◆ **TASK TO CARRY OUT**
The records should be written out in full, with nothing altered.

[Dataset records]

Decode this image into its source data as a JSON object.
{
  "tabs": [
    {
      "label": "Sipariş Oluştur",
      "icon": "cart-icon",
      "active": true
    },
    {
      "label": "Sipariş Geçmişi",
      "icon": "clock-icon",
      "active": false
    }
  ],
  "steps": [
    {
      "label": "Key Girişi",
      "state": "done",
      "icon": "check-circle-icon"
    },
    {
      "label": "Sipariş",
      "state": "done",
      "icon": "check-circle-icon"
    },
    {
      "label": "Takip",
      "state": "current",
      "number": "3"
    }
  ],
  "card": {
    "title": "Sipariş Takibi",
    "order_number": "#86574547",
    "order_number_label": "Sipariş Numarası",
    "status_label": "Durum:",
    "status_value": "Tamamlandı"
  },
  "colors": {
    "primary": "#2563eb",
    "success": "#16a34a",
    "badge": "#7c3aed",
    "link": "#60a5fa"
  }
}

◆ **WRITTEN REPLY**
Decode this image into its source data as a JSON object.
{
  "tabs": [
    {
      "label": "Sipariş Oluştur",
      "icon": "cart-icon",
      "active": true
    },
    {
      "label": "Sipariş Geçmişi",
      "icon": "clock-icon",
      "active": false
    }
  ],
  "steps": [
    {
      "label": "Key Girişi",
      "state": "done",
      "icon": "check-circle-icon"
    },
    {
      "label": "Sipariş",
      "state": "done",
      "icon": "check-circle-icon"
    },
    {
      "label": "Takip",
      "state": "current",
      "number": "3"
    }
  ],
  "card": {
    "title": "Sipariş Takibi",
    "order_number": "#86574547",
    "order_number_label": "Sipariş Numarası",
    "status_label": "Durum:",
    "status_value": "Tamamlandı"
  },
  "colors": {
    "primary": "#2563eb",
    "success": "#16a34a",
    "badge": "#7c3aed",
    "link": "#60a5fa"
  }
}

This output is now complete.